PhDs That Work—Beyond the Professoriate
The following is an editorial written by Paul Jenkins, administrative coordinator for the University of Manitoba Institute for the Humanities
In late October the University of Manitoba Institute for the Humanities, in partnership with the Faculty of Graduate Studies, brought Maren Wood and Jennifer Polk of Beyond the Professoriate to campus to deliver a series of workshops entitled “PhDs That Work: Finding Success in an Uncertain Job Market.” They were fantastic. Wood and Polk brought the necessary mixture of courage, tough-minded clarity, and informed compassion to this important but challenging subject. Their workshops combined a wide array of practical instruction and advice with an energizing message that emphasised the capabilities, creativity, intelligence, and skills PhDs possess (as well as graduate students more generally). The content of their workshops, in other words, was greatly enhanced by the tone of its delivery and the sense of optimism and community Wood and Polk created.
For those who were unable to attend, a couple of statistics provide a convenient way into two of the core messages of these workshops. The first comes from a recent report that indicates only 18.6% of employed PhDs in Canada are full time professors on the tenure track. By now, many will be familiar with this figure and know that it is of course an aggregate number so it can fluctuate depending on one’s discipline. For instance, in this author’s home discipline of history, the number is among the highest, at about 30%. But with 70% of history PhDs still left outside the ranks of the professoriate, even that can hardly be described as encouraging. While there is some variance then, the basic point stands and these numbers disrupt expectations. Despite their professional ambitions, the vast majority of Canada’s PhDs will not end up as full-time, tenure-track faculty. A professional life outside academia, then, is the norm, not the exception.
However disheartening this seems—and I know very well just how disheartening and personally damaging it can be—it is absolutely imperative that everyone gets really comfortable with this reality, be they graduate students, advisors, or university administrators, because life goes on. Although challenging, no one dies from this. They adjust. In fact, once reoriented not only do those who move away from academia tend to find stimulating and fulfilling careers, they are often happier. There is good reason for all of this. While it is true that the creative and knowledge economies in Canada do not require many credentialed PhDs (an important point to which I shall return), they do need lots of smart, creative, disciplined, imaginative, aspiring people.
In other words, employers are hungry for exactly the sort of characteristics PhDs, (and other graduate students), tend to have well honed and in abundance.
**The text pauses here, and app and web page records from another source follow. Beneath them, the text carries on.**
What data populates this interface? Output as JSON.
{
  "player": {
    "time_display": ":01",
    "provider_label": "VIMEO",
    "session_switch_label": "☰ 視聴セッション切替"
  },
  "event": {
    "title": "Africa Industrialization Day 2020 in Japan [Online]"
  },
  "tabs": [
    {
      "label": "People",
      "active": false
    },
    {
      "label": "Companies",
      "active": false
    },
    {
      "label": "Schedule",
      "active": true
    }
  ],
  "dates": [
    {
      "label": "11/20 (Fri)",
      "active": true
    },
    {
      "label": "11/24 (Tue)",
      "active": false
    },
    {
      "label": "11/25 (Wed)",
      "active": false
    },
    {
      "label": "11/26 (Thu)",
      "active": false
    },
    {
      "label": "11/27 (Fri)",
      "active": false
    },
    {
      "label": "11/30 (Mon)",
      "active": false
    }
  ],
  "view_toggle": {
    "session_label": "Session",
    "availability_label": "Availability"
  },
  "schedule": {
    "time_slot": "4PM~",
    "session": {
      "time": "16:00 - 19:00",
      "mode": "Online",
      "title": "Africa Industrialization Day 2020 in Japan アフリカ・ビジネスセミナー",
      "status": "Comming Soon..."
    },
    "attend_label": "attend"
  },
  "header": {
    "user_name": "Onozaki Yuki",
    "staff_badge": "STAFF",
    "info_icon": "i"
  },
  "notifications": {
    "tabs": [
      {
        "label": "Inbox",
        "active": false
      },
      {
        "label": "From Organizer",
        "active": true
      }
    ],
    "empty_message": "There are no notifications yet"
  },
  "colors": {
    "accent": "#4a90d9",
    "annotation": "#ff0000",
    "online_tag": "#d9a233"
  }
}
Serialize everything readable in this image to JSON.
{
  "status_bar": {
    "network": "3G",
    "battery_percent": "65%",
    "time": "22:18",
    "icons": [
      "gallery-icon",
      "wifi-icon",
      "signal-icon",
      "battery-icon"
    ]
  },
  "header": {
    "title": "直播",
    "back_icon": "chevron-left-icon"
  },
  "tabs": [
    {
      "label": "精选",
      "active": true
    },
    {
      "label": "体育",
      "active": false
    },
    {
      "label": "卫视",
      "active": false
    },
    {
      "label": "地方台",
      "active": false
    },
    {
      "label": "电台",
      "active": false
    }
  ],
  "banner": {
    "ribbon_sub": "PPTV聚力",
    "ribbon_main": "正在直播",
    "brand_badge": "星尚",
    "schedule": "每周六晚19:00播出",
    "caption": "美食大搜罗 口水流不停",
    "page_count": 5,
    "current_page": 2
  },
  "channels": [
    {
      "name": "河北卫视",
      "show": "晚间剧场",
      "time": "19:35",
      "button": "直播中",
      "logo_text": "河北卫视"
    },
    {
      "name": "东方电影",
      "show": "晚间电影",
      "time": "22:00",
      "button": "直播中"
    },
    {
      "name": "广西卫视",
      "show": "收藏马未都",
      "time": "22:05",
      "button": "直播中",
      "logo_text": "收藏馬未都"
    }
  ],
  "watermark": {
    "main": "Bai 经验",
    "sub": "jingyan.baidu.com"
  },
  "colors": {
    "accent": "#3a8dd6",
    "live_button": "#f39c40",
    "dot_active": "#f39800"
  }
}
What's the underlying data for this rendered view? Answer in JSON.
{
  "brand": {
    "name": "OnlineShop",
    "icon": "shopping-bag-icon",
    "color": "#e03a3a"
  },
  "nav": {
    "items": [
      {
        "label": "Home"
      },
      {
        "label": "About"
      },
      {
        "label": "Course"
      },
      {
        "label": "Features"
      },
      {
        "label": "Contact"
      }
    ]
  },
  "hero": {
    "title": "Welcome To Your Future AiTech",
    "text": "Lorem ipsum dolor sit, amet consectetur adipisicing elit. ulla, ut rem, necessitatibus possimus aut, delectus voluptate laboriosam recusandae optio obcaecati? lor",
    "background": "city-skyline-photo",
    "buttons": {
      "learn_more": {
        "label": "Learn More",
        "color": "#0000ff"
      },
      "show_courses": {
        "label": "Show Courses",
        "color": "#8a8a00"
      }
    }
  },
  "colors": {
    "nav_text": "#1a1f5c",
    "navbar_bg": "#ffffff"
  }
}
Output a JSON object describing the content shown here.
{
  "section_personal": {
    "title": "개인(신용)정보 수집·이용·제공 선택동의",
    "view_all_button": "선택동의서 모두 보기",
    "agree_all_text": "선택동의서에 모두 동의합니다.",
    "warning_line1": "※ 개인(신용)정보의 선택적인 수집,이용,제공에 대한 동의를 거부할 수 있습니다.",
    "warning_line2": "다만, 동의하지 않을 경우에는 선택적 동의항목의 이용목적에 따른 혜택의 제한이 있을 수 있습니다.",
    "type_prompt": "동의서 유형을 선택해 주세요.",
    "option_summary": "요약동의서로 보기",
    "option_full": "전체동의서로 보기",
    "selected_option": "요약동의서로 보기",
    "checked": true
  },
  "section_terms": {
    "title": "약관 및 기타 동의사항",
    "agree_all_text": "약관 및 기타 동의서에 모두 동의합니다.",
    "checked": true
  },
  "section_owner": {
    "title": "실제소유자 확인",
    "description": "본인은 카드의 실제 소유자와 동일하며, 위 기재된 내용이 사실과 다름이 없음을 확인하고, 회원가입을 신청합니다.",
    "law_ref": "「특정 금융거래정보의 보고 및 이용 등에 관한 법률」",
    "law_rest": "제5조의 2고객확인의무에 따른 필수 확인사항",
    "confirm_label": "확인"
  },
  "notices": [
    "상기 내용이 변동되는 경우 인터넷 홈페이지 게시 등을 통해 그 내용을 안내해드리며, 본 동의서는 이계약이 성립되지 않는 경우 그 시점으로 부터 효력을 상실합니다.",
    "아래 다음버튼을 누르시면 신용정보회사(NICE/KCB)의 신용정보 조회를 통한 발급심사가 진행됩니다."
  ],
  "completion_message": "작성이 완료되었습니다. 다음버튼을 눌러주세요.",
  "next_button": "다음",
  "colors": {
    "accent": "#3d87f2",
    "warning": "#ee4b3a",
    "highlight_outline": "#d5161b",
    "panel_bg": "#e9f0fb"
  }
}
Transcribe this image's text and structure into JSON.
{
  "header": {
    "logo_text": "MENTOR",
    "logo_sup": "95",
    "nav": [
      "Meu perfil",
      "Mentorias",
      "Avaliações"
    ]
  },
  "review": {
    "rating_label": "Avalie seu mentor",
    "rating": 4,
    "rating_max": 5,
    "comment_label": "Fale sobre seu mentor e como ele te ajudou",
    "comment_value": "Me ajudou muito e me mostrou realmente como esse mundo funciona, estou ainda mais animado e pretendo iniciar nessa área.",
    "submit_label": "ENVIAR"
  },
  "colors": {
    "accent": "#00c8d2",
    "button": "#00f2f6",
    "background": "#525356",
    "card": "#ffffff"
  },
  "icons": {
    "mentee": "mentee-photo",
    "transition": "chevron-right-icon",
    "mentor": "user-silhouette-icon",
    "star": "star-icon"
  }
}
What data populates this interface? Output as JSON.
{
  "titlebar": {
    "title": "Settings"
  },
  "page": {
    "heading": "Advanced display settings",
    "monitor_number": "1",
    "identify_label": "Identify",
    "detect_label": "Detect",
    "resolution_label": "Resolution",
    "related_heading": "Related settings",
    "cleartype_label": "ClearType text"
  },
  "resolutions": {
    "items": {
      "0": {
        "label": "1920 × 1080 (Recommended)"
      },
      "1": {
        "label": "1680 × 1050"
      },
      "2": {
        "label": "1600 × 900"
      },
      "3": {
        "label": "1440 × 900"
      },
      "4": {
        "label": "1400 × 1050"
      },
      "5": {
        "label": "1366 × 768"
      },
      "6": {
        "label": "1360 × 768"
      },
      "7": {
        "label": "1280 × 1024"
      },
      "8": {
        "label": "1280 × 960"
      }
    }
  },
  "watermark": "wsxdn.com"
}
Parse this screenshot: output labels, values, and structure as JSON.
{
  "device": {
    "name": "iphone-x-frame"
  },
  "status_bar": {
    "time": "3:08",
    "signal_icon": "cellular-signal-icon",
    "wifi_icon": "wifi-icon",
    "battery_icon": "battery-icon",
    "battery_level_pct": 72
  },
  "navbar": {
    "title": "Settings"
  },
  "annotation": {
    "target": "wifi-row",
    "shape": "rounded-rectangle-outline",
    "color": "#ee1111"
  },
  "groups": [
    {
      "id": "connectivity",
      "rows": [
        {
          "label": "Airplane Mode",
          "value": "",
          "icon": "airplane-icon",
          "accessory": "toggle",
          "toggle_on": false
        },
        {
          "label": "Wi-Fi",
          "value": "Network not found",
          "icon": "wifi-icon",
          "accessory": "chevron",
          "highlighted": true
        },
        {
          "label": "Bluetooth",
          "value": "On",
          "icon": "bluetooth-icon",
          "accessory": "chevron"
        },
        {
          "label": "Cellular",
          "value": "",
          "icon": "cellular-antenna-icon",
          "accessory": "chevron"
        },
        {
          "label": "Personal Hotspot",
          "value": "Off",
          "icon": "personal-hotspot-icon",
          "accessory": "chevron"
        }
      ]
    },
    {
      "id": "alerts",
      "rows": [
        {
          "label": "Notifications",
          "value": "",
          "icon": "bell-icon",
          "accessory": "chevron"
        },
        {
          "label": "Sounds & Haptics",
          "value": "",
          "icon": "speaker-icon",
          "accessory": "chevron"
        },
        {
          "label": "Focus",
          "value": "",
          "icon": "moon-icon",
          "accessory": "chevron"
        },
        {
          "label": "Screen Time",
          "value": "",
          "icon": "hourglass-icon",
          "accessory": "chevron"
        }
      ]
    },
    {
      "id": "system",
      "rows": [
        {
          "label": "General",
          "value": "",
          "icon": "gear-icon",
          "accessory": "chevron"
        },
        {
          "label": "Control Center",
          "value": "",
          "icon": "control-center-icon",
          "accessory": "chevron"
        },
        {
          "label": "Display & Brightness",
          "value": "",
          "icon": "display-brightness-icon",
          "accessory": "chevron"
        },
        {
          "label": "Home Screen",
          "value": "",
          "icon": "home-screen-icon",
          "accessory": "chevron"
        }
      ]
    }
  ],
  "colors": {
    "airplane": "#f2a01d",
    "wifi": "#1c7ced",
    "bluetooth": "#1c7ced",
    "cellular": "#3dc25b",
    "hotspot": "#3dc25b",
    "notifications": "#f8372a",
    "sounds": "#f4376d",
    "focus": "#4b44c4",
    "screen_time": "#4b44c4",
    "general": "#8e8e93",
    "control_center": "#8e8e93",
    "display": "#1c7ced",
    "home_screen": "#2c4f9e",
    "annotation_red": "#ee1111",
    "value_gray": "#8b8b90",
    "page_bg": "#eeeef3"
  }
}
Consequently, and as was repeatedly stressed and shown throughout these workshops, with some strategic planning and re-orientation graduate students’ futures are still generally bright and exciting and full of dynamic potential. The trick is figuring out how to unpack one’s academic training and experiences and then align them with the needs of non-academic employers. Don’t be fooled. This can be deceptively challenging, and demands sincerity and commitment. So, the sooner one starts doing this the better. The good news is that one’s efforts here are typically well rewarded, both personally and professionally.
This brings us to the second main statistic that helps us unpick the challenges PhDs can have transitioning to non-academic employment, and that is that only 1% of Canadians have a PhD. That means, with very few exceptions, no employer is going to require a PhD as a necessary qualification for employment. Therefore a PhD degree alone is not going to open many doors. This point is not as obvious or innocuous as it should be. In fact, it can be downright disorienting and a source of deep resentment. It certainly runs counter to the prevailing culture of graduate programs, which have typically neglected the professional development of their students, leaving their professional aspirations to be shaped by their immediate environment, the research university. Thus, for want of anything more deliberate, strategic or realistic, graduate students are taught by their broader cultural surrounding to desire the jobs that are most scarce and statistically the vast majority of them will never get.
This is an area that makes Beyond the Professoriate and the work of Maren Wood and Jennifer Polk particularly welcome, as they help graduate student’s recognize the importance of identifying their broader professional interests, and developing them. A major part of that involves recognizing that for most people a PhD remains a largely unknown entity, and PhDs might very well need to adjust their professional outlook and job materials accordingly. In short, it is not about the PhD, it is about the skills; or as Wood and Polk put it, it is not about what you know, it is about what you do. Their core messages have the deceptively simple contours foundational insights so often do, and their workshops and advice were intelligently presented in accessible and energizing packages.
Beyond the Professoriate is designed to help graduate students now. Towards this end it is practical, actionable and student centred. It demonstrates just how much can be done to immediately help our PhDs once we jettison the ridiculous (and remarkably recent) idea that the sole purpose and value of a PhD is to become a professor; encouraging our PhD students to freely and openly explore their professional options; and provide resources or opportunities for professional development. We at the UMIH hope graduate students, graduate programs, and universities will all begin to make regular use of this fantastic resource.